Also, if you're a blank slate and don't even know or have a particular style you're already decent at, then just follow through your passion, start exploring your strongest urges in the moment, and, remember, music is infinite, so even when we're trying to answer such questions as to how to find our own style in music that'll actually take us into different questions, answers, and directions to go exploring.

So, remember, you need passion, self-knowledge, focus and a desire to actually learn and master the fundamentals. At least that has been my experience as to what has been responsible for some of my success as a video game music composer so far.

Now let's go back to the beginning and talk about the more common advise to go explore other genres and styles in music.

Passion, Self-Knowledge, Focus and the Fundamentals

Exploration, Experimentation & Synthesis

The first music instrument that I learned was one that is involved with the most primitive element in music, which is rhythm. I started practicing very easy rock songs while trying to nail down how to handle my hands and feet simultaneously, which is quite a challenge for beginners! Eventually I learned the basic technique and the most typical drum fills. I was already able to play basic rock songs in amateur rock bands at this point, however, I felt generic, a huge deal generic to be honest, that's when it recurred to me: I needed to get out of my hobbit village!

I was a big fan of a jrock (japanese rock) band called "Dir en Grey" which is among a number of attempts to classify it: visual kei, experimental, extreme metal, alternative metal, avant-garde, etc. To say in a few words, it's a very unique, authentic and original band to the point that people have a very hard time classifying it. In the case of its drummer, Shinya, he's also a very talented and unique drummer, so much so that I learned for the first time that it was possible to create grooves making a polyrhythm mixing the hi-hat, ride cymbals and the tom drums intermittently!

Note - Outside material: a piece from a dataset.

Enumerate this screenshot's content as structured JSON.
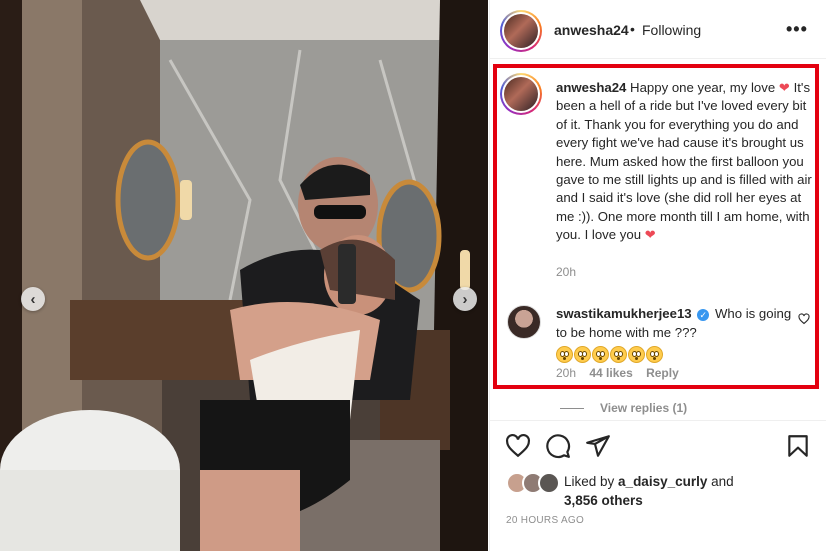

I remember taking the trouble to learn some of his most iconic drum grooves and drum fills and that kinda instantly made me one of the unique and authentic drummers in the small town where I live, because I would mix and match elements from traditional western rock and metal bands such as Nirvana and Iron Maiden with eastern jrock bands such as Dir en Grey and The Gazette in my playstyle.

The first element in this process of finding your own original musical voice is the actual exploration of other music styles, and to connect the dots with the first part of this post, to do that among the styles and genres that you're actually passionate about. But I wouldn't say that it stops in there, since I'm still in the middle of the journey I'd say that what is lacking to me now is to step out of my comfort zone. I also need to force myself to explore other music styles and genres I'm not really quite fond of yet.

There are elements of music exploration that should happen in the passionate zone and outside of it as well, because, well, to simply put it, it's just never enough, you can always be better than what you currently are.

Speaking of comfort zone, another process that is a bit of a heavy lifting is the intermediate work you should be doing after all the exploration, which is actual experimentation. Going back to my drums journey it took me quite a while to figure out how I'd put the jrock fills and grooves in my own original music, which, without wanting to go to deep into this, that's when you have to get your hands dirty - the moment where you need to sit in your instrument and play with all the music material you gathered.

Let's simplify, if you're in the world of music composition for a while you'll perhaps know already that in order to sound jazzy it would be almost mandatory for you to start using those 7th chords in your chord progressions, but say that you want to mix some 9th chords as well, in this case, you'd be playing with the Major 7th (Strangeness), and the Compound Seventh 14th (Tension & Dissonance) with those chords.

The knowledge and experience with the different music styles and genres you would've explored already would give you a foundational start for your experimentations, perhaps then you may be able to create unique musical habits of your own and start forming your own musical signature in there.